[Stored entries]
+===+
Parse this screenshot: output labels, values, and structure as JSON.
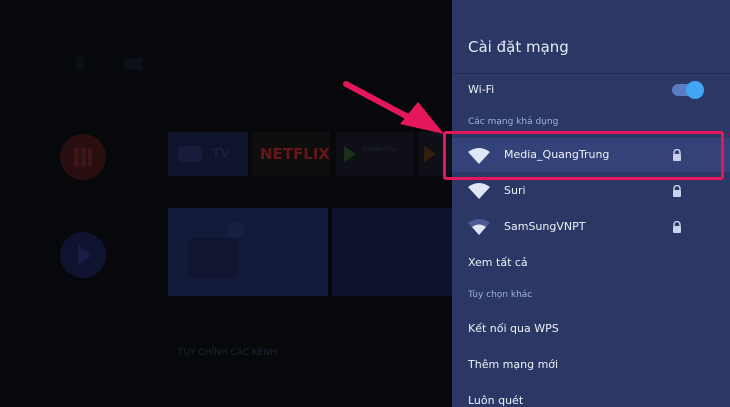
{
  "background_home": {
    "tile_netflix": "NETFLIX",
    "tile_tv": "TV",
    "tile_google_play": "Google Play",
    "bottom_label": "TÙY CHỈNH CÁC KÊNH"
  },
  "panel": {
    "title": "Cài đặt mạng",
    "wifi_label": "Wi-Fi",
    "wifi_enabled": true,
    "available_section": "Các mạng khả dụng",
    "networks": [
      {
        "name": "Media_QuangTrung",
        "locked": true,
        "icon": "wifi-icon"
      },
      {
        "name": "Suri",
        "locked": true,
        "icon": "wifi-icon"
      },
      {
        "name": "SamSungVNPT",
        "locked": true,
        "icon": "wifi-icon"
      }
    ],
    "see_all": "Xem tất cả",
    "other_section": "Tùy chọn khác",
    "wps": "Kết nối qua WPS",
    "add_network": "Thêm mạng mới",
    "always_scan": "Luôn quét"
  },
  "colors": {
    "panel_bg": "#2b3866",
    "highlight": "#e5165a",
    "toggle_knob": "#42a5f5"
  }
}
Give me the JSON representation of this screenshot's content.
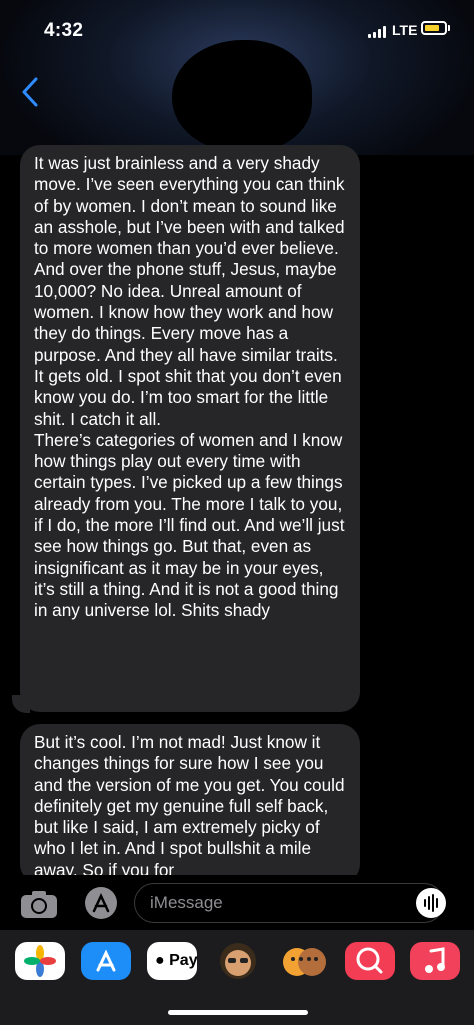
{
  "status_bar": {
    "time": "4:32",
    "network": "LTE"
  },
  "messages": [
    {
      "paragraphs": [
        "It was just brainless and a very shady move. I’ve seen everything you can think of by women. I don’t mean to sound like an asshole, but I’ve been with and talked to more women than you’d ever believe. And over the phone stuff, Jesus, maybe 10,000? No idea. Unreal amount of women. I know how they work and how they do things. Every move has a purpose. And they all have similar traits. It gets old. I spot shit that you don’t even know you do. I’m too smart for the little shit. I catch it all.",
        "There’s categories of women and I know how things play out every time with certain types. I’ve picked up a few things already from you. The more I talk to you, if I do, the more I’ll find out. And we’ll just see how things go. But that, even as insignificant as it may be in your eyes, it’s still a thing. And it is not a good thing in any universe lol. Shits shady"
      ]
    },
    {
      "paragraphs": [
        "But it’s cool. I’m not mad! Just know it changes things for sure how I see you and the version of me you get. You could definitely get my genuine full self back, but like I said, I am extremely picky of who I let in. And I spot bullshit a mile away. So if you for"
      ]
    }
  ],
  "composer": {
    "placeholder": "iMessage"
  },
  "app_tray": {
    "apple_pay_label": "Pay"
  },
  "colors": {
    "accent": "#2f8cff",
    "bubble": "#262629",
    "tray": "#1c1c1e"
  }
}
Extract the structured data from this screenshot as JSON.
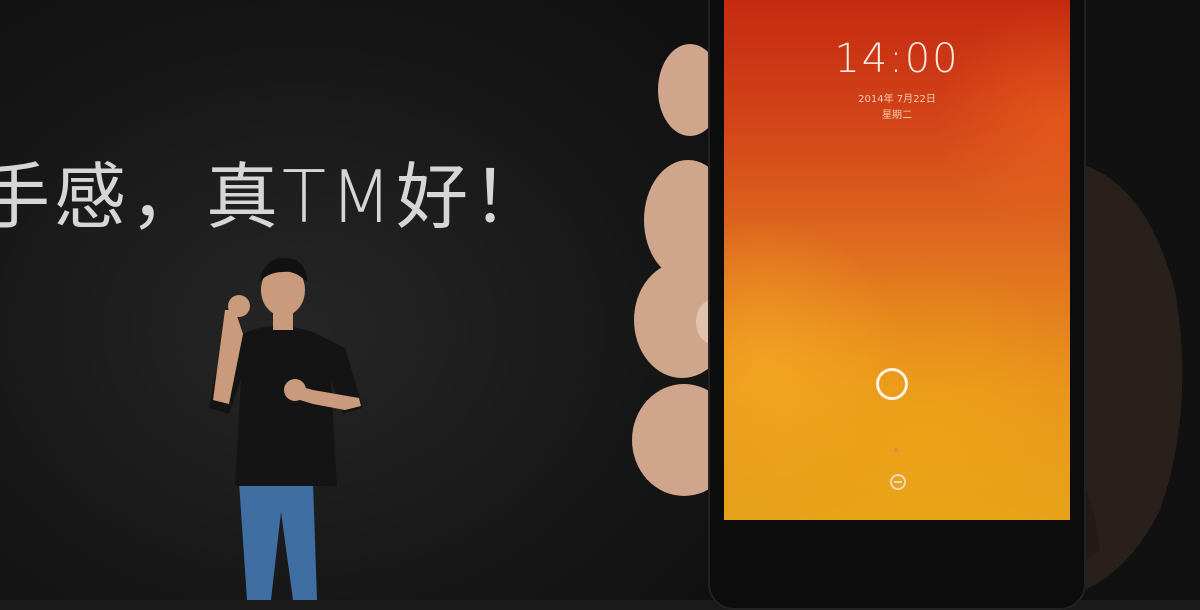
{
  "slide": {
    "headline": "手感，真TM好！"
  },
  "phone": {
    "time": "14:00",
    "date": "2014年 7月22日",
    "weekday": "星期二"
  },
  "colors": {
    "background": "#161616",
    "headline": "#d6d6d6",
    "screen_top": "#c42a10",
    "screen_bottom": "#e6a21a"
  }
}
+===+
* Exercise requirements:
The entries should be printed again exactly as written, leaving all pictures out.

* Your solution:
Parse this screenshot: output labels, values, and structure as JSON.
{
  "background_home": {
    "tile_netflix": "NETFLIX",
    "tile_tv": "TV",
    "tile_google_play": "Google Play",
    "bottom_label": "TÙY CHỈNH CÁC KÊNH"
  },
  "panel": {
    "title": "Cài đặt mạng",
    "wifi_label": "Wi-Fi",
    "wifi_enabled": true,
    "available_section": "Các mạng khả dụng",
    "networks": [
      {
        "name": "Media_QuangTrung",
        "locked": true,
        "icon": "wifi-icon"
      },
      {
        "name": "Suri",
        "locked": true,
        "icon": "wifi-icon"
      },
      {
        "name": "SamSungVNPT",
        "locked": true,
        "icon": "wifi-icon"
      }
    ],
    "see_all": "Xem tất cả",
    "other_section": "Tùy chọn khác",
    "wps": "Kết nối qua WPS",
    "add_network": "Thêm mạng mới",
    "always_scan": "Luôn quét"
  },
  "colors": {
    "panel_bg": "#2b3866",
    "highlight": "#e5165a",
    "toggle_knob": "#42a5f5"
  }
}
Give me the JSON representation of this screenshot's content.
{
  "status_bar": {
    "time": "4:32",
    "network": "LTE"
  },
  "messages": [
    {
      "paragraphs": [
        "It was just brainless and a very shady move. I’ve seen everything you can think of by women. I don’t mean to sound like an asshole, but I’ve been with and talked to more women than you’d ever believe. And over the phone stuff, Jesus, maybe 10,000? No idea. Unreal amount of women. I know how they work and how they do things. Every move has a purpose. And they all have similar traits. It gets old. I spot shit that you don’t even know you do. I’m too smart for the little shit. I catch it all.",
        "There’s categories of women and I know how things play out every time with certain types. I’ve picked up a few things already from you. The more I talk to you, if I do, the more I’ll find out. And we’ll just see how things go. But that, even as insignificant as it may be in your eyes, it’s still a thing. And it is not a good thing in any universe lol. Shits shady"
      ]
    },
    {
      "paragraphs": [
        "But it’s cool. I’m not mad! Just know it changes things for sure how I see you and the version of me you get. You could definitely get my genuine full self back, but like I said, I am extremely picky of who I let in. And I spot bullshit a mile away. So if you for"
      ]
    }
  ],
  "composer": {
    "placeholder": "iMessage"
  },
  "app_tray": {
    "apple_pay_label": "Pay"
  },
  "colors": {
    "accent": "#2f8cff",
    "bubble": "#262629",
    "tray": "#1c1c1e"
  }
}
Extract the structured data from this screenshot as JSON.
{
  "slide": {
    "headline": "手感，真TM好！"
  },
  "phone": {
    "time": "14:00",
    "date": "2014年 7月22日",
    "weekday": "星期二"
  },
  "colors": {
    "background": "#161616",
    "headline": "#d6d6d6",
    "screen_top": "#c42a10",
    "screen_bottom": "#e6a21a"
  }
}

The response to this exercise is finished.